Holly graduated from Bellevue East High School in 1998. She then attended college working towards a degree in communications, and currently worked for Chat Mobility/Radio Shack in Shenandoah.
Holly had a special love for animals and worked as a volunteer with the Bellevue, Nebraska Humane Society.
She also enjoyed listening to music, playing alto sax and bass guitar, roller blading and scuba diving. She also had a passion for caring for people with special needs.
Survivors included her mother, Ruby Durben of Bedford, Iowa; her father, Daniel R. Durben and his wife, Billie, of Port Washington, Ohio; two sisters, Dana N. Kinney of Bellevue, Nebraska, Heather Richardson and her husband Charles of Niota, Tennessee; a brother, Daniel S. Durben of Virginia Beach, Virginia; along with many other relatives and friends.
Memorial services were held at 6 p.m. Friday, July 24, 2009, at Emmanuel Lutheran Church in Shenandoah with Rev. Mahlon Bekedam and Rev. Randy Allman officiating. Visitation with the family present was held following the service at the Emmanuel Lutheran Church, with a private family burial scheduled for a later date.

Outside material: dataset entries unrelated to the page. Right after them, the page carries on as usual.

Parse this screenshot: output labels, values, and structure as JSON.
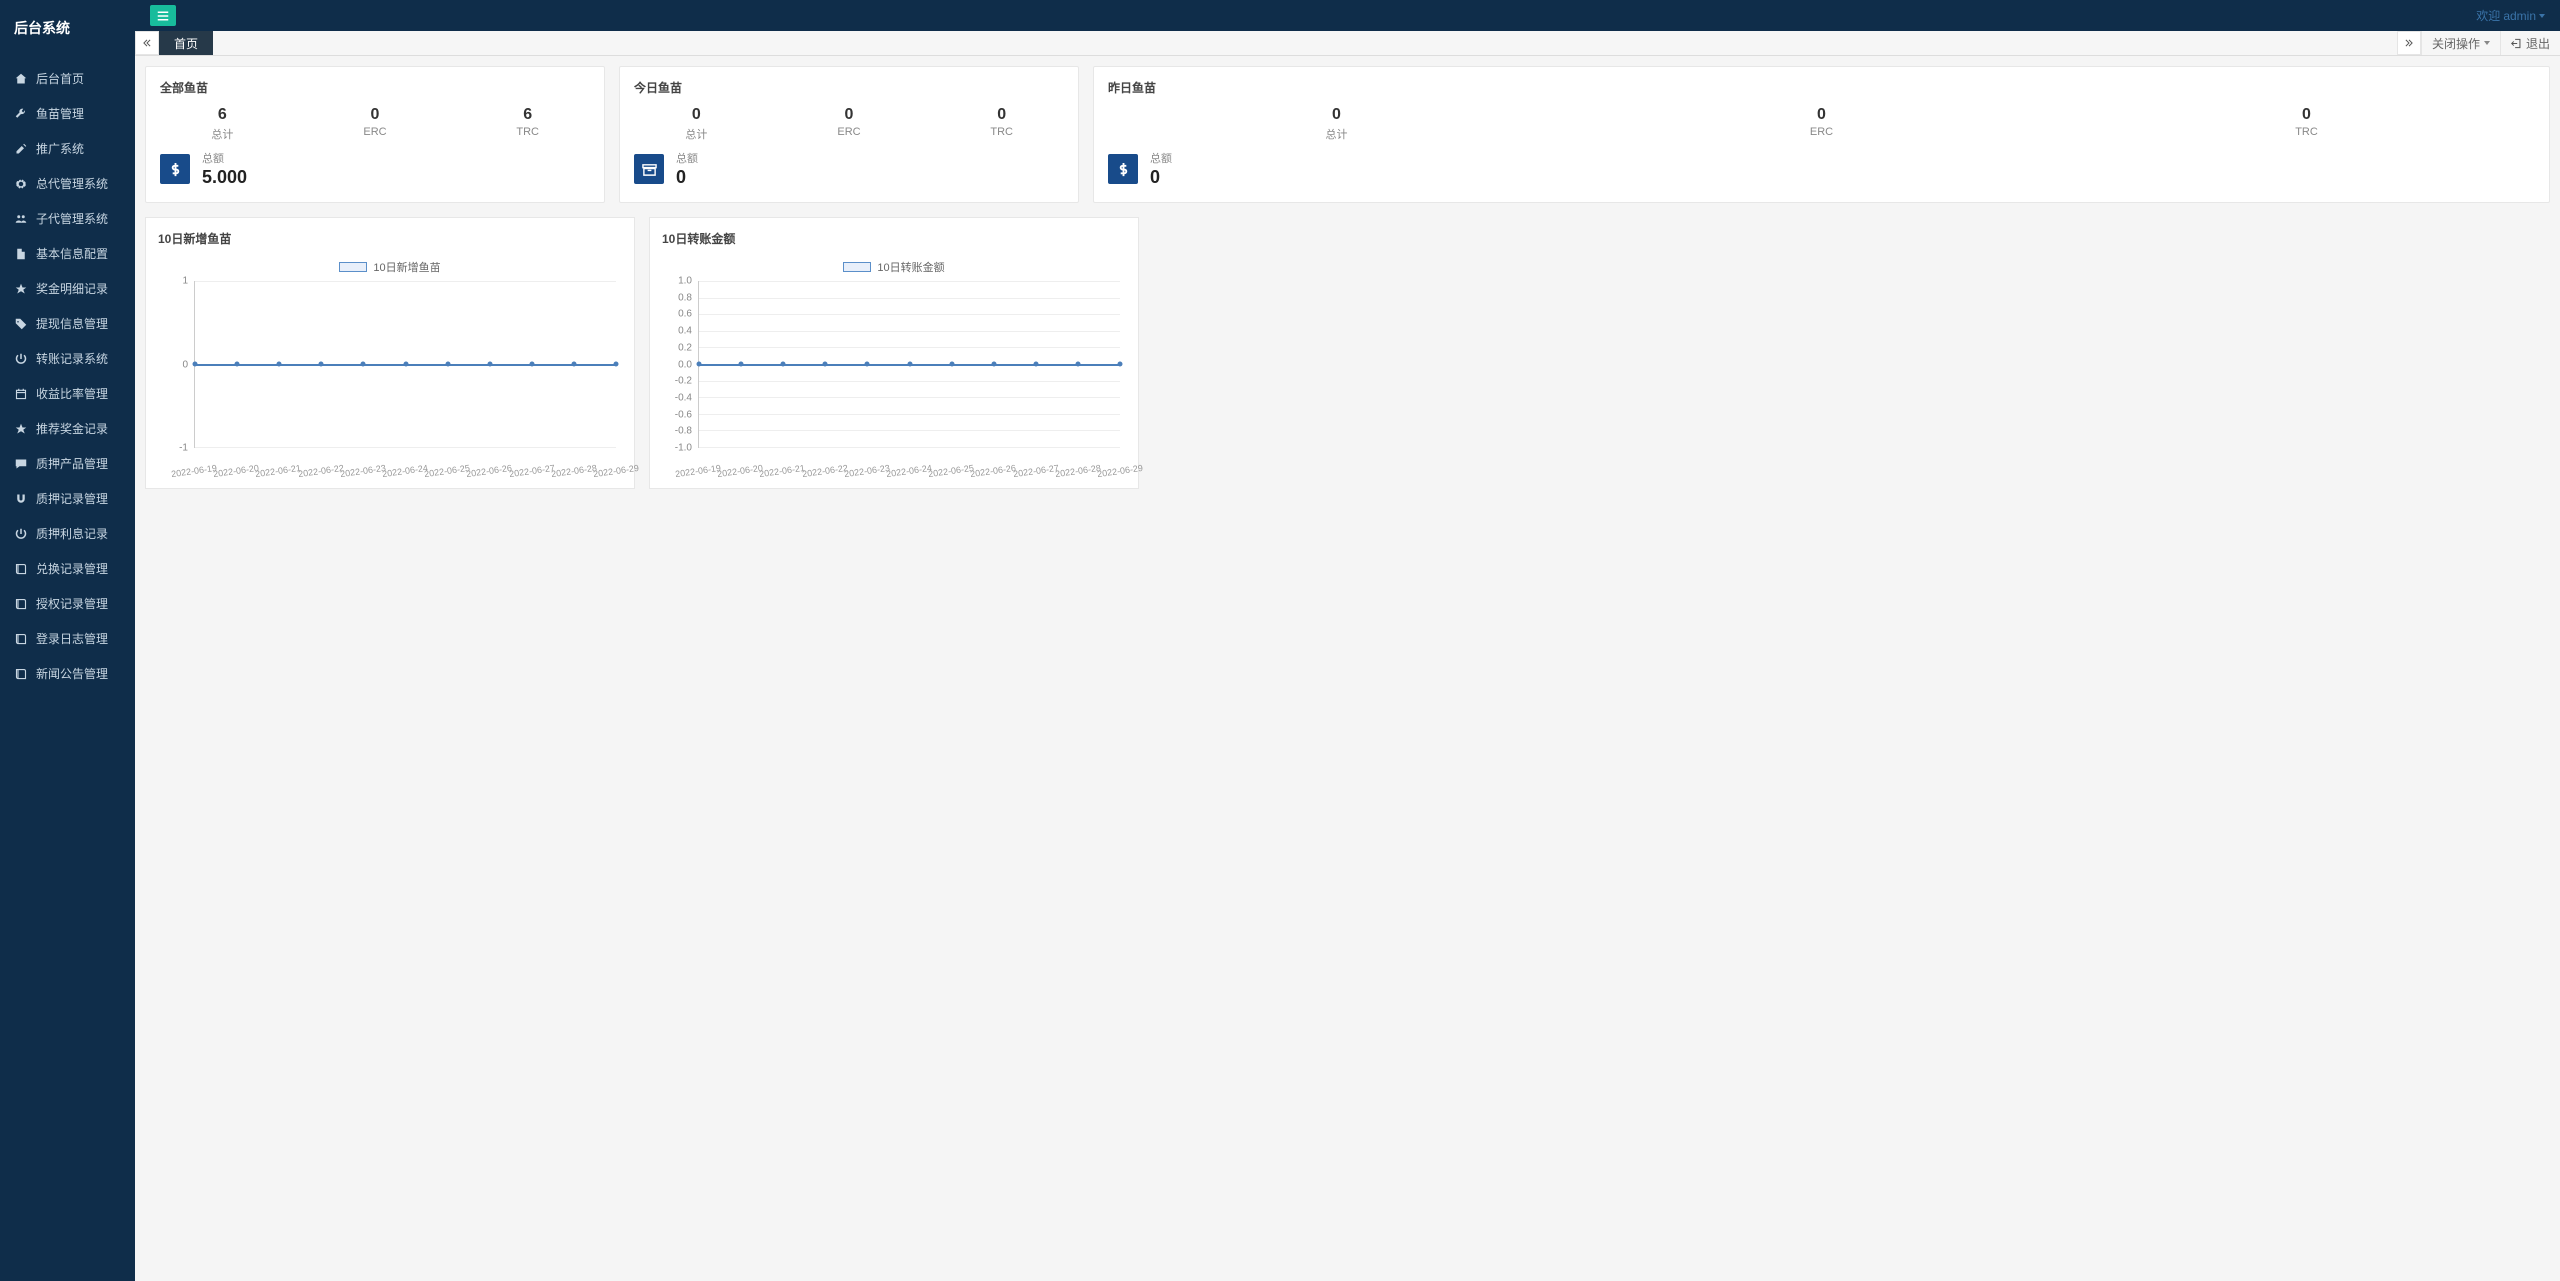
{
  "app_title": "后台系统",
  "header": {
    "welcome_prefix": "欢迎 ",
    "username": "admin"
  },
  "sidebar": {
    "items": [
      {
        "icon": "home",
        "label": "后台首页"
      },
      {
        "icon": "wrench",
        "label": "鱼苗管理"
      },
      {
        "icon": "edit",
        "label": "推广系统"
      },
      {
        "icon": "gear",
        "label": "总代管理系统"
      },
      {
        "icon": "users",
        "label": "子代管理系统"
      },
      {
        "icon": "file",
        "label": "基本信息配置"
      },
      {
        "icon": "star",
        "label": "奖金明细记录"
      },
      {
        "icon": "tag",
        "label": "提现信息管理"
      },
      {
        "icon": "power",
        "label": "转账记录系统"
      },
      {
        "icon": "calendar",
        "label": "收益比率管理"
      },
      {
        "icon": "star",
        "label": "推荐奖金记录"
      },
      {
        "icon": "comment",
        "label": "质押产品管理"
      },
      {
        "icon": "magnet",
        "label": "质押记录管理"
      },
      {
        "icon": "power",
        "label": "质押利息记录"
      },
      {
        "icon": "book",
        "label": "兑换记录管理"
      },
      {
        "icon": "book",
        "label": "授权记录管理"
      },
      {
        "icon": "book",
        "label": "登录日志管理"
      },
      {
        "icon": "book",
        "label": "新闻公告管理"
      }
    ]
  },
  "tabs": {
    "home": "首页",
    "close_ops": "关闭操作",
    "exit": "退出"
  },
  "cards": [
    {
      "title": "全部鱼苗",
      "stats": [
        {
          "value": "6",
          "label": "总计"
        },
        {
          "value": "0",
          "label": "ERC"
        },
        {
          "value": "6",
          "label": "TRC"
        }
      ],
      "total": {
        "label": "总额",
        "value": "5.000",
        "icon": "dollar"
      }
    },
    {
      "title": "今日鱼苗",
      "stats": [
        {
          "value": "0",
          "label": "总计"
        },
        {
          "value": "0",
          "label": "ERC"
        },
        {
          "value": "0",
          "label": "TRC"
        }
      ],
      "total": {
        "label": "总额",
        "value": "0",
        "icon": "archive"
      }
    },
    {
      "title": "昨日鱼苗",
      "stats": [
        {
          "value": "0",
          "label": "总计"
        },
        {
          "value": "0",
          "label": "ERC"
        },
        {
          "value": "0",
          "label": "TRC"
        }
      ],
      "total": {
        "label": "总额",
        "value": "0",
        "icon": "dollar"
      }
    }
  ],
  "charts": [
    {
      "title": "10日新增鱼苗",
      "legend": "10日新增鱼苗"
    },
    {
      "title": "10日转账金额",
      "legend": "10日转账金额"
    }
  ],
  "chart_data": [
    {
      "type": "line",
      "title": "10日新增鱼苗",
      "series": [
        {
          "name": "10日新增鱼苗",
          "values": [
            0,
            0,
            0,
            0,
            0,
            0,
            0,
            0,
            0,
            0,
            0
          ]
        }
      ],
      "categories": [
        "2022-06-19",
        "2022-06-20",
        "2022-06-21",
        "2022-06-22",
        "2022-06-23",
        "2022-06-24",
        "2022-06-25",
        "2022-06-26",
        "2022-06-27",
        "2022-06-28",
        "2022-06-29"
      ],
      "ylabel": "",
      "xlabel": "",
      "ylim": [
        -1,
        1
      ],
      "yticks": [
        -1,
        0,
        1
      ]
    },
    {
      "type": "line",
      "title": "10日转账金额",
      "series": [
        {
          "name": "10日转账金额",
          "values": [
            0,
            0,
            0,
            0,
            0,
            0,
            0,
            0,
            0,
            0,
            0
          ]
        }
      ],
      "categories": [
        "2022-06-19",
        "2022-06-20",
        "2022-06-21",
        "2022-06-22",
        "2022-06-23",
        "2022-06-24",
        "2022-06-25",
        "2022-06-26",
        "2022-06-27",
        "2022-06-28",
        "2022-06-29"
      ],
      "ylabel": "",
      "xlabel": "",
      "ylim": [
        -1.0,
        1.0
      ],
      "yticks": [
        -1.0,
        -0.8,
        -0.6,
        -0.4,
        -0.2,
        0,
        0.2,
        0.4,
        0.6,
        0.8,
        1.0
      ]
    }
  ]
}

The Kirsch Funeral Chapel of Shenandoah was in charge of arrangements.
The family suggested that memorial contributions be made to the Bellevue, Nebraska Humane Society or to DOVES.